Drawing the Lewis Structure for ClO3-

Viewing Notes:

  • The Lewis structure for ClO3- requires you to place Chlorine (Cl) in the center of the structure since it is the most electronegative.
  • You might think you've got the correct Lewis structure for ClO3- at first. Remember, Chlorine is in Period 3 and can hold more than 8 valence electrons.
  • You'll want to calculate the formal charges on each atom to make sure you have the best Lewis structure for ClO3-.
  • There are a total of 26 valence electrons for ClO3-.
  • Remember to put brackets around the Lewis structure, along with a negative sign, to show that it is an ion.

Transcript: Let's do the ClO3- Lewis structure. Chlorine has 7 valence electrons; plus 6 for Oxygen, times 3; and this up here means we have another valence electron for a total of 26 valence electrons. Chlorine is the least electronegative, that goes in the center. Oxygens around it. Two valence electrons to form chemical bonds between the atoms. We've used 6. And then around the outside atoms, 8, 10, 24; we have 2 left over there, we'll put them down here to complete the octet for Chlorine. So we've used all 26 valence electrons, and each of the atoms now has an octet.

So it looks pretty good, except Chlorine is in period 3 of the periodic table.
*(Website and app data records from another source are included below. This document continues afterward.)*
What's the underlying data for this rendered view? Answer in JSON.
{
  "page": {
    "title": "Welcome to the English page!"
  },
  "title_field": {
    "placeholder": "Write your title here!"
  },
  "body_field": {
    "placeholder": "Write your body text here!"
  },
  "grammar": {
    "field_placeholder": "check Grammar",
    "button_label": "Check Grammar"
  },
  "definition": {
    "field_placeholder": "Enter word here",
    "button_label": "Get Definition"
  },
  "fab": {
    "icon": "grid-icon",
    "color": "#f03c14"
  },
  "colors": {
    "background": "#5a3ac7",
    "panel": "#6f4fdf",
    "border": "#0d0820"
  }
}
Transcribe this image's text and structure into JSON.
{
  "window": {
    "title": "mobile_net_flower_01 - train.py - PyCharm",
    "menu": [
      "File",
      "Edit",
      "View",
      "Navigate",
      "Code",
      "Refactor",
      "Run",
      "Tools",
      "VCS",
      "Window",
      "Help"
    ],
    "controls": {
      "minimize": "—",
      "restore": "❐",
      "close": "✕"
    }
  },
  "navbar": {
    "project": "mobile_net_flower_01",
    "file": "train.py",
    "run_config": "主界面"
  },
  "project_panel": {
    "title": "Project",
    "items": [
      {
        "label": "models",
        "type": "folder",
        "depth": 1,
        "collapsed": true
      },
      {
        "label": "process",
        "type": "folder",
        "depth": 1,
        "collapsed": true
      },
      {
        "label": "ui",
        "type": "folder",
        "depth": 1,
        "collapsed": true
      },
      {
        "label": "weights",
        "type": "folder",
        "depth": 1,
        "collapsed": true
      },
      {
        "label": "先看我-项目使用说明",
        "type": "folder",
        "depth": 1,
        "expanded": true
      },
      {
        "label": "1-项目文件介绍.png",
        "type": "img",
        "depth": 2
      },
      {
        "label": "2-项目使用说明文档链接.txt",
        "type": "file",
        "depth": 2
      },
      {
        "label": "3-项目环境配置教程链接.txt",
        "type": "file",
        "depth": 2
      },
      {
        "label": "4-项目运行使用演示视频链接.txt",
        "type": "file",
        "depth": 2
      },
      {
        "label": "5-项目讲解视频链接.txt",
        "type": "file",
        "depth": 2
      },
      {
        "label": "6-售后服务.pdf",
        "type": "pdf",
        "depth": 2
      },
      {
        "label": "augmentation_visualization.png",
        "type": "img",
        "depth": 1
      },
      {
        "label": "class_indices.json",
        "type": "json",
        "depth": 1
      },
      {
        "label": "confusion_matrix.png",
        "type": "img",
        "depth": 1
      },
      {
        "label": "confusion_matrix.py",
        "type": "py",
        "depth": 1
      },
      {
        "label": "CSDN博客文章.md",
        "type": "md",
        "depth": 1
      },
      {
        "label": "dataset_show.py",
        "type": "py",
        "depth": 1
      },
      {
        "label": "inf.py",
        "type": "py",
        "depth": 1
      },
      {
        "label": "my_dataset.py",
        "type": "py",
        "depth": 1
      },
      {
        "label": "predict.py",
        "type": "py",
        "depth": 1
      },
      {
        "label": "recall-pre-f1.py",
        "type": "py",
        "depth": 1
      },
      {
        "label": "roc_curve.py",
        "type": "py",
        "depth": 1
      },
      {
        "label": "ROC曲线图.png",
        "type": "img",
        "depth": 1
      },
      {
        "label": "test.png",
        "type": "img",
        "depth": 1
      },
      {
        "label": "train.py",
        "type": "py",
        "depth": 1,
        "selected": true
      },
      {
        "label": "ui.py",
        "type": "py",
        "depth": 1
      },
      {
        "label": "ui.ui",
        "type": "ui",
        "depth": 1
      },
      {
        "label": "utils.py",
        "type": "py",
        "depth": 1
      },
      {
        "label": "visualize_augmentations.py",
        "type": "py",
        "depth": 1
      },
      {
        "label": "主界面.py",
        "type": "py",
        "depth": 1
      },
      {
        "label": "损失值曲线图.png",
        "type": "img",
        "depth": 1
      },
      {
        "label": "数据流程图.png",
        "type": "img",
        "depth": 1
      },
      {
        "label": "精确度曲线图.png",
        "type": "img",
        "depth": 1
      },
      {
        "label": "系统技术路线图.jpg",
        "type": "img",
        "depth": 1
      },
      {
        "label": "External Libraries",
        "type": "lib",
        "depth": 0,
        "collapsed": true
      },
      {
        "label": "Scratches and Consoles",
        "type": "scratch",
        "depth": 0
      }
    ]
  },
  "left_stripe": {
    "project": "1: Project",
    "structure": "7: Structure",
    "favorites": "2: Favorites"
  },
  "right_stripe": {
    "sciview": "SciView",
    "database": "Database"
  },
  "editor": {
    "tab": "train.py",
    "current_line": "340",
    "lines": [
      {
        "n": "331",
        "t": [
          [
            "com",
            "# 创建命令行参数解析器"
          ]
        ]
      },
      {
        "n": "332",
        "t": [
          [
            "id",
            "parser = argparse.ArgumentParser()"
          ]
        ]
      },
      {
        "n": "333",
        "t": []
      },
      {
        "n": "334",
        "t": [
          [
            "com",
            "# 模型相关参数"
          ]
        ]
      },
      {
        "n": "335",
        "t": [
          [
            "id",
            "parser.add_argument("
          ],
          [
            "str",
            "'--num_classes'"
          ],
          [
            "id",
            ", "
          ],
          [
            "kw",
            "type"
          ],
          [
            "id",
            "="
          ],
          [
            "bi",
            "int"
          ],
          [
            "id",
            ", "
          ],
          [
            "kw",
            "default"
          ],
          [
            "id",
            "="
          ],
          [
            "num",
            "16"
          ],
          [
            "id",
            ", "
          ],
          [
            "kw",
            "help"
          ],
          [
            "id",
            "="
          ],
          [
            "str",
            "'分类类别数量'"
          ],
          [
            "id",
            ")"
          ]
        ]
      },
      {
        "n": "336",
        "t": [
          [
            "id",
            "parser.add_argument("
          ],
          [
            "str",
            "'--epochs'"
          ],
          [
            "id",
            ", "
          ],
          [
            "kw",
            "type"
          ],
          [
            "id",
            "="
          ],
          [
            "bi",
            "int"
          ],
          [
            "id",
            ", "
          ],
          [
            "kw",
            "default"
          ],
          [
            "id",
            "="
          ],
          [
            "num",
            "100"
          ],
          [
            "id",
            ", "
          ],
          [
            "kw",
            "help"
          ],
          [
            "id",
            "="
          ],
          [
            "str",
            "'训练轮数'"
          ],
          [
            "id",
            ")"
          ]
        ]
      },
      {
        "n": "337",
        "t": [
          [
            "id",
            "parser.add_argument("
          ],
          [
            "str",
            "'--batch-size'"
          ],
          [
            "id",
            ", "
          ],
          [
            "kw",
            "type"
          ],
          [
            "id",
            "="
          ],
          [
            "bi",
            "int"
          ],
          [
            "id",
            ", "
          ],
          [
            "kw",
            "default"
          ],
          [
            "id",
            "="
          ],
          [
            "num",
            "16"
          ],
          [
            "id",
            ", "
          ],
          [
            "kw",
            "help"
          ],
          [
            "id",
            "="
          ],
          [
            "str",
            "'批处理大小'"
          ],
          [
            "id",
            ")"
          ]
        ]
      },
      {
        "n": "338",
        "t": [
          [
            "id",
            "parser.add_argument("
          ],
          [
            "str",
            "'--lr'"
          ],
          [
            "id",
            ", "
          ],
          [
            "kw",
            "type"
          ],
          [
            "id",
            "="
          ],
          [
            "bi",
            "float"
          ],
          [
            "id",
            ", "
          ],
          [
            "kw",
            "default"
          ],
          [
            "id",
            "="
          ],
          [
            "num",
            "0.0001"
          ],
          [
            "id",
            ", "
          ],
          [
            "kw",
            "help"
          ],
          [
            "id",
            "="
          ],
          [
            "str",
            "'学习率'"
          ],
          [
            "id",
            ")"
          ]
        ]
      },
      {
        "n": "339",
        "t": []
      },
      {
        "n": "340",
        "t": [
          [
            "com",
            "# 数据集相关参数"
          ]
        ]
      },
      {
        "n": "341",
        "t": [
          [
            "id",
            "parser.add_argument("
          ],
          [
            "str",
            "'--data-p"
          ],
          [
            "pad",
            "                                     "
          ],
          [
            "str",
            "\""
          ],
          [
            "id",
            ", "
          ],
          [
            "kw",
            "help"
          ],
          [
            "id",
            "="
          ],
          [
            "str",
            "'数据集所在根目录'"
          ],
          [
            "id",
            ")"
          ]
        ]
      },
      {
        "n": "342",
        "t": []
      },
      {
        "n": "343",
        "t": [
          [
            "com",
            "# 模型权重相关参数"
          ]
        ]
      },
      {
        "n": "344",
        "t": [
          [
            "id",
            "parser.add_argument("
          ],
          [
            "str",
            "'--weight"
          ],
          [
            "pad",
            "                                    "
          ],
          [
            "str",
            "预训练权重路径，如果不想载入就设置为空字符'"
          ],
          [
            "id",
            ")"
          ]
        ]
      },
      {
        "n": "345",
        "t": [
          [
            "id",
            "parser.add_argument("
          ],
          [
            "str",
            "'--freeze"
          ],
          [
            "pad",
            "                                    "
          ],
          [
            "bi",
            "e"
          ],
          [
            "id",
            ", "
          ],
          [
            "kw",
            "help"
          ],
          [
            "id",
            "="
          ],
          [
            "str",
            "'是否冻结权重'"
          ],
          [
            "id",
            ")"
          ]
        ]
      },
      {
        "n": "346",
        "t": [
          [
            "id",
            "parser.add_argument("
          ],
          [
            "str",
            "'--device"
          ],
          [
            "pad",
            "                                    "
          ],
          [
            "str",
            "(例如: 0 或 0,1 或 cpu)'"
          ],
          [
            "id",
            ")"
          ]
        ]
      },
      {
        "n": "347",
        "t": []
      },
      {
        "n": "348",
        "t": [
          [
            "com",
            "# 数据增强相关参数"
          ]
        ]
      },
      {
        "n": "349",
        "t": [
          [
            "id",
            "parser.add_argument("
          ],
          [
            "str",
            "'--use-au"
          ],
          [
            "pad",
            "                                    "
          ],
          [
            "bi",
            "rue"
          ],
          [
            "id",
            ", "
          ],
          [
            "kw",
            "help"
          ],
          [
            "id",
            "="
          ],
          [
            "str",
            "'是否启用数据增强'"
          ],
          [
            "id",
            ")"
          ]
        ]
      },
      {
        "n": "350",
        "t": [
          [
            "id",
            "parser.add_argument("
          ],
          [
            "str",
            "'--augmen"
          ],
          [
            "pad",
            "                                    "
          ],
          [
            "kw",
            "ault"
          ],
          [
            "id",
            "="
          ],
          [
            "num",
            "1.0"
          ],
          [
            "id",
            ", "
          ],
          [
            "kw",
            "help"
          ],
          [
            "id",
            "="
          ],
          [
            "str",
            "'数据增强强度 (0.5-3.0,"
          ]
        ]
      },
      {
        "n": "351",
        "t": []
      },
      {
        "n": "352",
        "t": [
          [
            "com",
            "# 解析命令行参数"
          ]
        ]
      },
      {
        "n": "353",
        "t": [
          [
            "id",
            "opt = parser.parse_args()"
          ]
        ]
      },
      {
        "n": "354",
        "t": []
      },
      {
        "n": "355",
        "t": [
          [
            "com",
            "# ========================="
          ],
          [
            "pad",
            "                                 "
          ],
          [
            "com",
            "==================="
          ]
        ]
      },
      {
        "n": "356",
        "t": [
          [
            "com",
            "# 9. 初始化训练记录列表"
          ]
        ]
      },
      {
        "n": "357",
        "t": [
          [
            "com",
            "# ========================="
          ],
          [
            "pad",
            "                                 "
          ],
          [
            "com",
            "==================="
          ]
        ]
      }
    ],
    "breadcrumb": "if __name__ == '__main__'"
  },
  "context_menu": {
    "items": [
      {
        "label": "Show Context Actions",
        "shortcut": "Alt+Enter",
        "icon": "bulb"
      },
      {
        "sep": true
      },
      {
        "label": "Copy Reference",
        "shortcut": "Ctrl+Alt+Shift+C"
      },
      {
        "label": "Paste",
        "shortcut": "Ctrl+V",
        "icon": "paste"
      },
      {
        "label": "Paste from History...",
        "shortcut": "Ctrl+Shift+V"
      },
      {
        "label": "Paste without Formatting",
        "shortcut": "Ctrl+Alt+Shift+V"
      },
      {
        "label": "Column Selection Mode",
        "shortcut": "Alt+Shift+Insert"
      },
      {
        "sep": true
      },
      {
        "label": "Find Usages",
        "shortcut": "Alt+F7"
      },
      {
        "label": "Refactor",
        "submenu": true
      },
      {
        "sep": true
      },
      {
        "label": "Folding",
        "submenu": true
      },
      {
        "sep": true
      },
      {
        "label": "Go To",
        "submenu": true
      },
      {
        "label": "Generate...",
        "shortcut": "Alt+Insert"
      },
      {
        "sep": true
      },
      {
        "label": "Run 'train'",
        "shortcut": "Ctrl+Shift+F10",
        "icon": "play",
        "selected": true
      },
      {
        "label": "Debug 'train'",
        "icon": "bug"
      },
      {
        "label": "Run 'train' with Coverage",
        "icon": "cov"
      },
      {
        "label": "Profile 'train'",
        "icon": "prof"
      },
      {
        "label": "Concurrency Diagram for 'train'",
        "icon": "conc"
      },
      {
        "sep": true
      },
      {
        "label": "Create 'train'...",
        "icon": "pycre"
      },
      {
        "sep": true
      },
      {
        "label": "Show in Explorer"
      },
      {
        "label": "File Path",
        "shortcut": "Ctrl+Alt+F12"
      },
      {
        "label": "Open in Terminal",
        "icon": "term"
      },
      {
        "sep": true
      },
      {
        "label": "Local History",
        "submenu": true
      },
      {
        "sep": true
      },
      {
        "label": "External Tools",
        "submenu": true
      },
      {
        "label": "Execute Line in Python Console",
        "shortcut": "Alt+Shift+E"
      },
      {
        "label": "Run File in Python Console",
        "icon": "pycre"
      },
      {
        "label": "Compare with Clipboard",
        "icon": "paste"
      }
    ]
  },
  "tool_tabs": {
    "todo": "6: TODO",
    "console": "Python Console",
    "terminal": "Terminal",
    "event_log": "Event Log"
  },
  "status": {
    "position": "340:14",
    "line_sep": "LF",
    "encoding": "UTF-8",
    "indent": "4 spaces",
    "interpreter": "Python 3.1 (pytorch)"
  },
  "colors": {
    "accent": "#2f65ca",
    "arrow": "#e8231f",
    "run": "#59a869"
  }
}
That means that it can often hold more than 8 valence electrons, so we need to check our formal charges. Turns out our formal charges show that we have a +2 formal charge on the Chlorine and that the Oxygens each have a -1 formal charge. If you add that all up it does give you a -1 formal charge, which makes sense, but the closer the formal charges are to zero, the better the structure is.

Let's take a look and see how we can fix this. If I take these valence electrons right here and move them into the center for two Oxygens, that should take care of this +2 charge. So let's see what that does to our formal charges now that we've moved those in there to form a double bond. So by making those double bonds between this Oxygen and Chlorine and this one here, we now have a formal charge of zero on the Chlorine, and on these two Oxygens right here; while this Oxygen, the black one, has a -1 charge. That makes sense because the total charge here: negative 1, and this is negative 1 as well. One last thing: since it is an ion, we do need to put brackets around it to show that it is an and it has a negative charge.

And that represents the best structure for ClO3-. I'm Dr. B., and thanks for watching.